quarta-feira, 13 de janeiro de 2010

Tolkien , Rackham e o Medo que vem do Mar.


Mor-dredd- Medo do mar. Esse parece ter sido um veio temático explorado amiúde por Tolkien na sua obra ficcional. O mar exerce em Tolkien, ao mesmo tempo, medo e fascínação, atraindo e enchendo de terror. Tanto é que, na prática, Tolkien criou dois "deuses" do Mar para explicar a variabilidade do comportamento do oceano: Ulmo era "profundo" e calmo, poderoso vala cujo nome significa "vertedor" e Ossë, cujo nome lembra Oceano ( um dos deuses titãs e dos numerosos deuses pelágicos dos gregos) era o maia que presidia o mar enquanto força da Natureza indomada e traiçoeira, possuindo uma esposa que era , mormente, calma e que aplacava sua ira , mas que quando entristecida podia fazer o mar se encapelar em vagas que arrastavam as pessoas para o fundo. Vale lembrar que, originalmente,Ossë era um vala como Ulmo era e não um servidor maia deste último.

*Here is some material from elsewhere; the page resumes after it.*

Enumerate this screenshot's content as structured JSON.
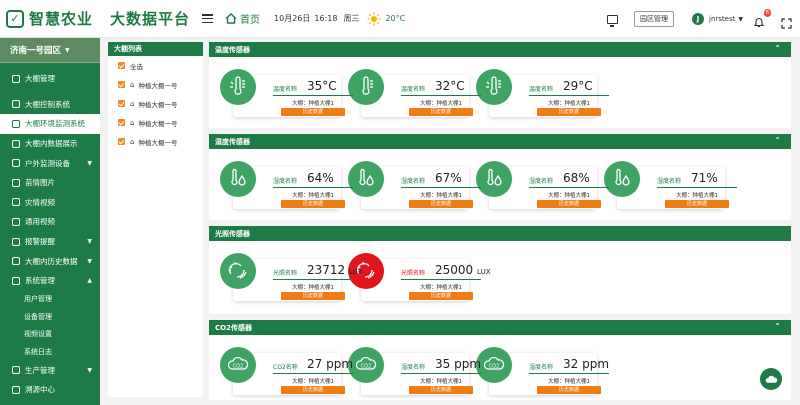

Tolkien também era um admirador da obra de Arthur Rackam , ilustrador das óperas de Richard Wagner, e esta gravura de sua autoria colada acima mostra a deusa do mar, Ran, esposa meio colérica do deus do mar, Aegir, trazendo à mente o episódio algo similar entre Tuor e Ulmo nas costas de Beleriand.

The graphical representation of literary trees must also be considered,
as illustrations can affect how a reader apprehends the text. Arthur
Rackham, a prime example in the context of this discussion, was perhaps
best known for producing images of trees with human attributes (Hamilton
13).2 Rackham’s credits include Fairy Tales of the Brothers Grimm (1900
and 1909), Shakespeare’s Macbeth (1908) and The Tempest (1926), Charles
S. Evans’s The Sleeping Beauty (1920), Milton’s Comus (1921), Hans Christian
Andersen’s Fairy Tales (1932), and Kenneth Grahame’s The Wind in
the Willows (1940), all of which offered Rackham the opportunity—with
threatening or enchanted woods, trees that speak or are otherwise conscious,
or spirits trapped in trees—to draw anthropomorphic trees (Hamilton
185–86). Although Rackham’s illustrations appear in no text featuring
trees of the third or fourth categories (i.e., trees that physically move
as Primary World trees cannot), his suggestions of arm-like branches,
leg-like roots, and facial features on tree trunks influence how the trees
in these stories have been received. While these trees speak, think, or exude
an ominous aura without moving in ways that Primary World trees
cannot, the vivid corporeal texture of Rackham’s drawings make the
oral, mental, and psychic faculties of these trees explicitly physical. Trees
that belonged—by their authors’ intentions—to the first and second


Vide aí embaixo a citação da biografia do Carpenter



Tom was rescued, and survived to become
the hero of a poem by the children's father, "The Adventures of Tom
Bombadil', which was published in the Oxford Magazine in 1934. It tells
of Tom's encounters with 'Goldberry, the River-woman's daughter', with
the 'Old Man Willow' which shuts him up in a crack of its bole (an idea,
Tolkien once said, that probably came in part from Arthur Rackham's
tree-drawings)
, with a family of badgers, and with a 'Barrow-wight', a
ghost from a prehistoric grave of the type found on the Berkshire Downs
not far from Oxford.(...)


He was by now a very talented artist, although he had not the same skill at drawing figures as he had with landscapes. He was at his best when picturing his beloved trees, and like Arthur Rackham (whose work he admired) he could give to twisted root and branch a sinister mobility that was at the same time entirely true to nature.


Não por acaso, Arthur Rackham foi um notável ilustrador do Anel do Nibelungo, a tetralogia de Richard Wagner.

Um comentário:

Daniel disse...

Olá amigo,

Me chamo Daniel, sou webmaster de um site sbre Tolkien chamado Dúvendor, e gostaria de falar com você sobre seus textos.

Por favor, me adicione no MSN: ddbrs@hotmail.com